D. A. Carson has recently reviewed Chris VanLandingham’s Judgment & Justification In Early Judaism And The Apostle Paul. VanLandingham has a provocative thesis that will no doubt add fuel to the fire of debates about the New Perspective on Paul. Carson’s review is helpful and devastatingâ€”helpful to those who are trying to decide whether or not to read this book, devastating in its analysis of VanLandingham’s method and results.
One item in the review is worthy of note. VanLandingham argues for the quirky thesis that Christ’s death provides atonement only for the believer’s past sins. Sins committed after conversion will be counted against believers at the judgment. Thus the final judgment is based on the believer’s post-conversion works. If the post-conversion works are good enough, one gets awarded eternal life. If not, then damnation.
Carson comments on this aspect of VanLandingham’s thesis as follows:
“The theological reductionism required to make this thesis hang togetherâ€”Christ’s cross-work pays for our sins up to the moment of our conversion but not for postconversion sinsâ€”approaches the bizarre. It remains unclear to me whether VanLandingham thinks only those who have “followed through” (his expression) with their commitment to Christ in sinless perfection will be saved (in which case postconsummation existence is going to be singularly devoid of human beings) or those who have “followed through” with a respectable balance of good behavior over bad behavior.”

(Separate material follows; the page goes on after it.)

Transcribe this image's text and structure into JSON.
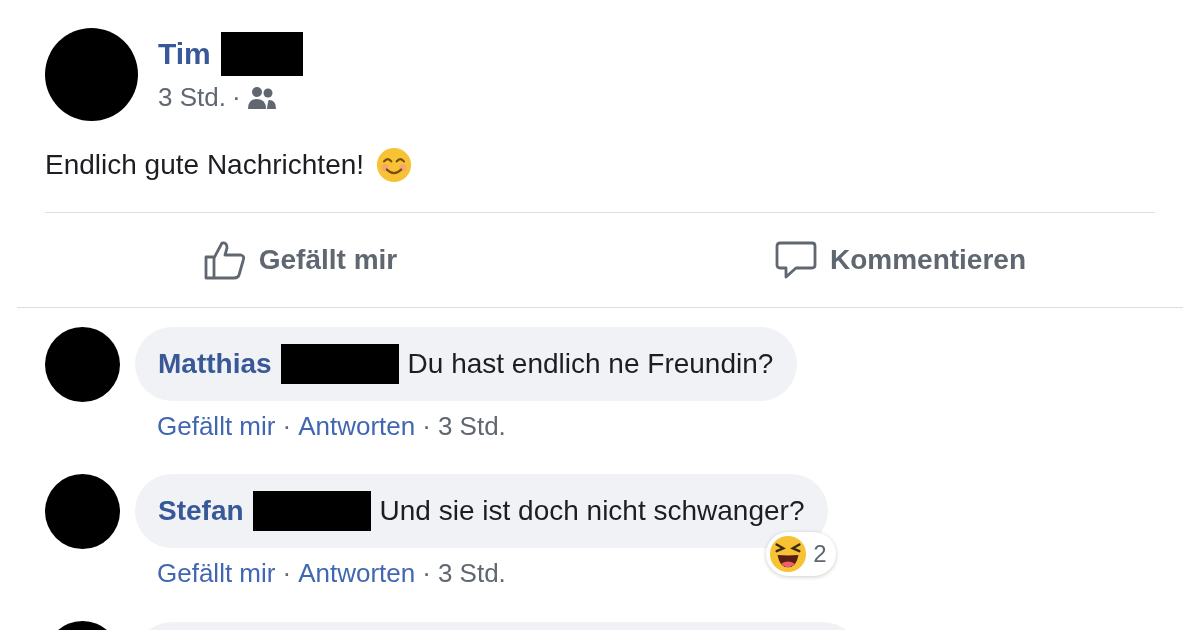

The crucial line from this paragraph is this: “in which case postconsummation existence is going to be singularly devoid of human beings,” which being translated means, “There’s not going to be anybody inheriting eternal life if salvation is by works.” Carson is simply pointing out that VanLandingham’s proposal leads to crass perfectionism, and he’s right. To say that the basis of the final judgment is instrumentally and exclusively good works is to render God’s grace null and void. The interpretation twists the ordinary meaning of so many Pauline texts that it’s difficult to imagine VanLandingham’s thesis winning many converts at all.
See the rest of Carson’s review here.